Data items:

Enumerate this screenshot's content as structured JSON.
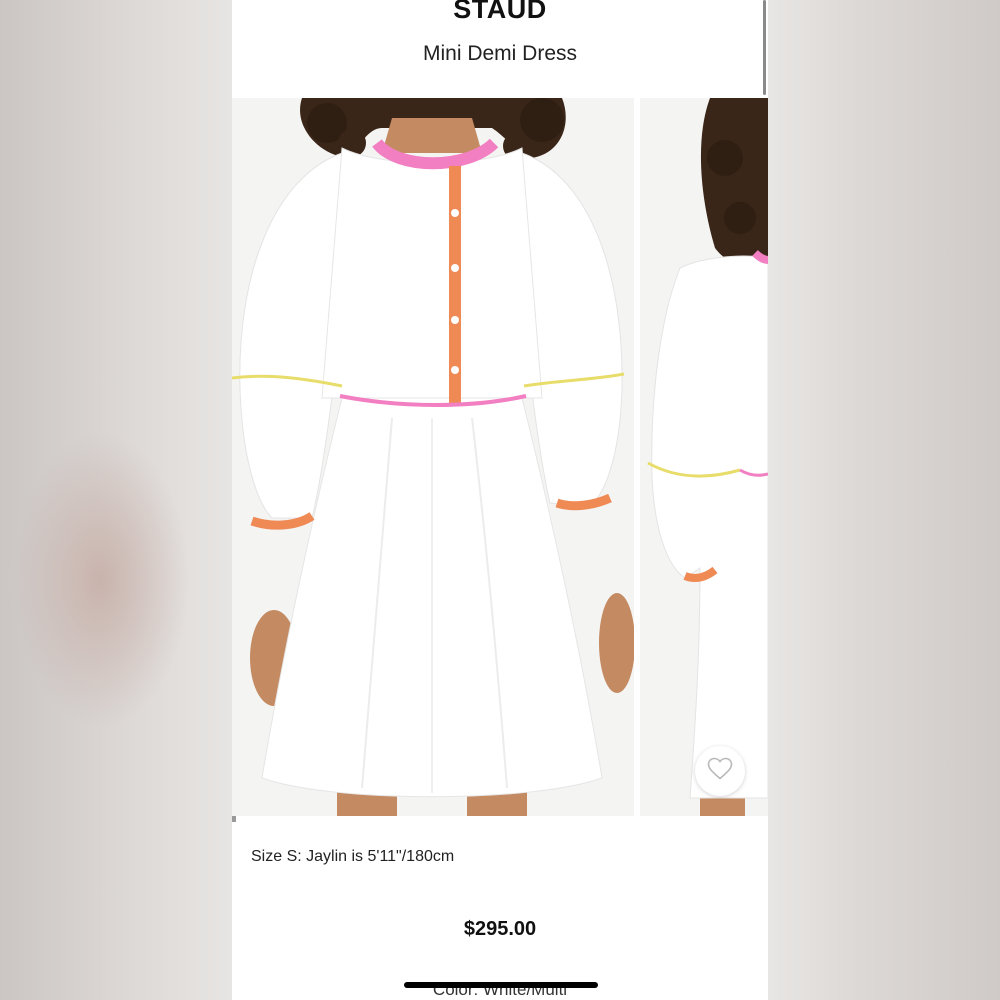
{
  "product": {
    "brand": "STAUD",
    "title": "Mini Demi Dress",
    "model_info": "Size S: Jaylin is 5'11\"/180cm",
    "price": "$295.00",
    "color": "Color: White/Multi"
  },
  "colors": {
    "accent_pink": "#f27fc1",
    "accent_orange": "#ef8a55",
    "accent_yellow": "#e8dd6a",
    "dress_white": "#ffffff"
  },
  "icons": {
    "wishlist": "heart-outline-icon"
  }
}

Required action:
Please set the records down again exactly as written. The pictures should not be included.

Completed exercise:
Enumerate this screenshot's content as structured JSON.
{
  "product": {
    "brand": "STAUD",
    "title": "Mini Demi Dress",
    "model_info": "Size S: Jaylin is 5'11\"/180cm",
    "price": "$295.00",
    "color": "Color: White/Multi"
  },
  "colors": {
    "accent_pink": "#f27fc1",
    "accent_orange": "#ef8a55",
    "accent_yellow": "#e8dd6a",
    "dress_white": "#ffffff"
  },
  "icons": {
    "wishlist": "heart-outline-icon"
  }
}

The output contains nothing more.